the careers

and the talent they desire
04 Dec 2015

More Hiring on the Horizon in 2016

America’s employers are optimistic about job creation in 2016. For the past 7 years, our company has conducted a semi-annual hiring survey, polling hiring managers, recruiters and sourcing experts in the U.S. about their insights on the employment landscape for skilled professionals. And this year, they’re more positive than ever.

According to our survey, 61 percent of hiring managers expect more hiring in the first half of 2016, up one percent from when we asked last year. Plus, we see growth in the level of hiring, with 17% of employers saying they anticipate adding 30% or more staff. It’s a good sign for professionals considering a new job venture to further their careers, and it appears many are.

In fact, 43 percent hiring professionals who recruit for their own needs (rather than for a sourcing/recruiting agency) noted that voluntary turnover had increased at their organizations, up from 41% in 2014. With more professionals jumping ship, companies have to find new people to fill open positions. But scrambling doesn’t have to be the norm after employees quit.

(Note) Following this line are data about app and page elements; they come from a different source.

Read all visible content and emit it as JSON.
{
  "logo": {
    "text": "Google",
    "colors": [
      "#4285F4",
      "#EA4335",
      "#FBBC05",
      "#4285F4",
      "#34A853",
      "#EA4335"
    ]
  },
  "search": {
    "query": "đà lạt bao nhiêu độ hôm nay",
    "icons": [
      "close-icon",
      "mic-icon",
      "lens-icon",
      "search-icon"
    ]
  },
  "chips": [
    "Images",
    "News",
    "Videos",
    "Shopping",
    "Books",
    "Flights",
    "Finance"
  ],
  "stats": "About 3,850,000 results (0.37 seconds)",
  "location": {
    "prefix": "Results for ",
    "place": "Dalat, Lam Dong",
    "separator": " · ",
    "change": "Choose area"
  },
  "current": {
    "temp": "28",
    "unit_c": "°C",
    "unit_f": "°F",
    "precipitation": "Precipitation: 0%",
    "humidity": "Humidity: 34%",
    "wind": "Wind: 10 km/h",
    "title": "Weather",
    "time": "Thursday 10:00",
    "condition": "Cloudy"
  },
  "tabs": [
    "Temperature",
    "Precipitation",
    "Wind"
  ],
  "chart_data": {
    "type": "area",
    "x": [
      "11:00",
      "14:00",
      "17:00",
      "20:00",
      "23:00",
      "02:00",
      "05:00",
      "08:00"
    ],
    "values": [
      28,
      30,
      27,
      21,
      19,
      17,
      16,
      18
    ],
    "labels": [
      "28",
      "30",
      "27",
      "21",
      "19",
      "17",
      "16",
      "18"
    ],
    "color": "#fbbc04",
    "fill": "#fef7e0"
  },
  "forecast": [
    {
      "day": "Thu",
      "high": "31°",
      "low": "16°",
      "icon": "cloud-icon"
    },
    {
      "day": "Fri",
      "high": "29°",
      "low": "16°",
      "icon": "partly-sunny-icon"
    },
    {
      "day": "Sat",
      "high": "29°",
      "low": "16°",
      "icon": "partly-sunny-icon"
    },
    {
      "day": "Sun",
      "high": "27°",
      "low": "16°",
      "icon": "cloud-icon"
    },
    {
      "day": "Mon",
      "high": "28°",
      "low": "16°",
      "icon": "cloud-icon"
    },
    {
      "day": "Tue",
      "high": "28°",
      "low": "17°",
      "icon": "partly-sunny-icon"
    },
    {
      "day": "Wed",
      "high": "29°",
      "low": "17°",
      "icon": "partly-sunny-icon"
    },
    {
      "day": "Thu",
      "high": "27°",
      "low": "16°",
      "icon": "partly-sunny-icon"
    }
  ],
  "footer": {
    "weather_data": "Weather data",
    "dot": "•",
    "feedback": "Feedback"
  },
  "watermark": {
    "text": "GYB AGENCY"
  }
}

Nearly three-quarters (74%) of companies today say sourcing and building a bench of talent is more important today than a year ago.  That includes networking, scouring social media or leveraging services like our big data sourcing service Open Web, which finds publicly available information from more than 130 social and professional data sources on candidates.

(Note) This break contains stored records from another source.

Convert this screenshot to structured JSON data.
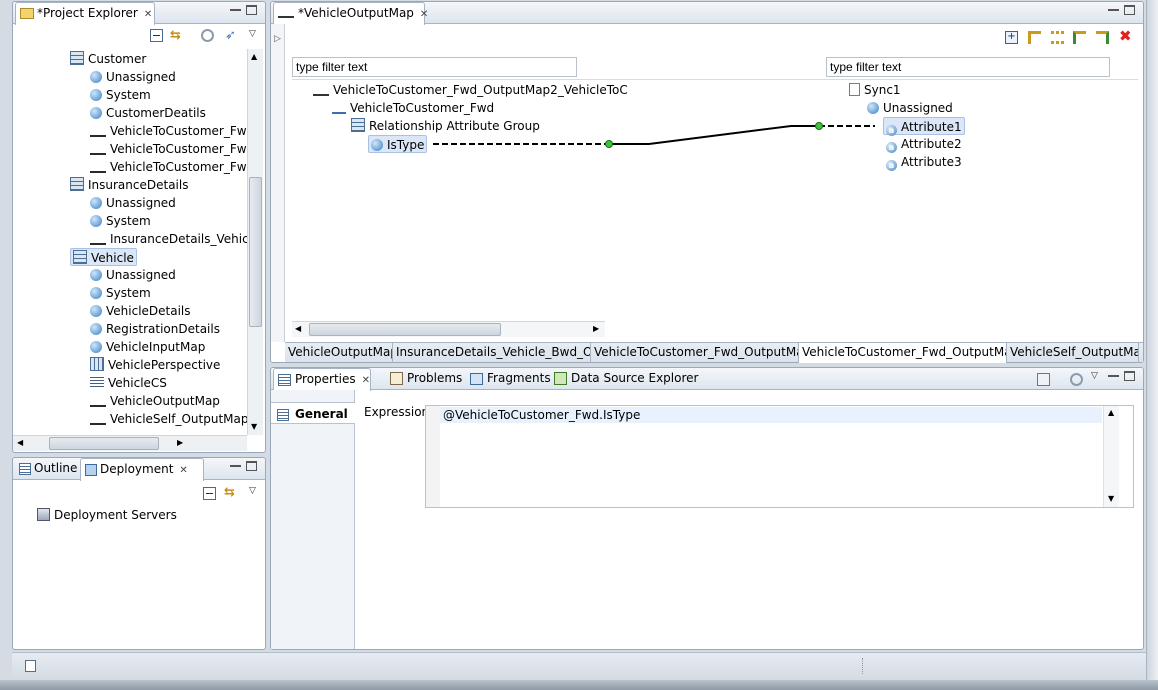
{
  "project_explorer": {
    "title": "*Project Explorer",
    "items": [
      {
        "label": "Customer",
        "icon": "table-icon",
        "indent": 1
      },
      {
        "label": "Unassigned",
        "icon": "ball-icon",
        "indent": 2
      },
      {
        "label": "System",
        "icon": "ball-icon",
        "indent": 2
      },
      {
        "label": "CustomerDeatils",
        "icon": "ball-icon",
        "indent": 2
      },
      {
        "label": "VehicleToCustomer_Fwd_",
        "icon": "map-icon",
        "indent": 2
      },
      {
        "label": "VehicleToCustomer_Fwd_",
        "icon": "map-icon",
        "indent": 2
      },
      {
        "label": "VehicleToCustomer_Fwd_",
        "icon": "map-icon",
        "indent": 2
      },
      {
        "label": "InsuranceDetails",
        "icon": "table-icon",
        "indent": 1
      },
      {
        "label": "Unassigned",
        "icon": "ball-icon",
        "indent": 2
      },
      {
        "label": "System",
        "icon": "ball-icon",
        "indent": 2
      },
      {
        "label": "InsuranceDetails_Vehicle_",
        "icon": "map-icon",
        "indent": 2
      },
      {
        "label": "Vehicle",
        "icon": "table-icon",
        "indent": 1
      },
      {
        "label": "Unassigned",
        "icon": "ball-icon",
        "indent": 2
      },
      {
        "label": "System",
        "icon": "ball-icon",
        "indent": 2
      },
      {
        "label": "VehicleDetails",
        "icon": "ball-icon",
        "indent": 2
      },
      {
        "label": "RegistrationDetails",
        "icon": "ball-icon",
        "indent": 2
      },
      {
        "label": "VehicleInputMap",
        "icon": "input-map-icon",
        "indent": 2
      },
      {
        "label": "VehiclePerspective",
        "icon": "grid-icon",
        "indent": 2
      },
      {
        "label": "VehicleCS",
        "icon": "lines-icon",
        "indent": 2
      },
      {
        "label": "VehicleOutputMap",
        "icon": "map-icon",
        "indent": 2
      },
      {
        "label": "VehicleSelf_OutputMap",
        "icon": "map-icon",
        "indent": 2
      }
    ]
  },
  "outline_panel": {
    "outline_tab": "Outline",
    "deployment_tab": "Deployment",
    "items": [
      {
        "label": "Deployment Servers"
      }
    ]
  },
  "editor": {
    "title": "*VehicleOutputMap",
    "left_filter": "type filter text",
    "right_filter": "type filter text",
    "left_tree": [
      {
        "label": "VehicleToCustomer_Fwd_OutputMap2_VehicleToC"
      },
      {
        "label": "VehicleToCustomer_Fwd"
      },
      {
        "label": "Relationship Attribute Group"
      },
      {
        "label": "IsType"
      }
    ],
    "right_tree": [
      {
        "label": "Sync1"
      },
      {
        "label": "Unassigned"
      },
      {
        "label": "Attribute1"
      },
      {
        "label": "Attribute2"
      },
      {
        "label": "Attribute3"
      }
    ],
    "bottom_tabs": [
      "VehicleOutputMap",
      "InsuranceDetails_Vehicle_Bwd_Ou...",
      "VehicleToCustomer_Fwd_OutputMa...",
      "VehicleToCustomer_Fwd_OutputMa...",
      "VehicleSelf_OutputMap"
    ]
  },
  "properties": {
    "tabs": [
      "Properties",
      "Problems",
      "Fragments",
      "Data Source Explorer"
    ],
    "section": "General",
    "expression_label": "Expression",
    "expression_value": "@VehicleToCustomer_Fwd.IsType"
  }
}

Building a pipeline of talent means candidates are already “warmed up” or more informed about what companies have to offer, before even applying for the job. Plus, this provides a more engaged pool of ideal professionals for when a position becomes available.

The recruiting market for highly-skilled talent is tougher today than any time I can remember in the past decade. The message to professionals is to act now if you’re looking to make a move. To companies: be prepared and start your recruiting process now, so it doesn’t become a headache later.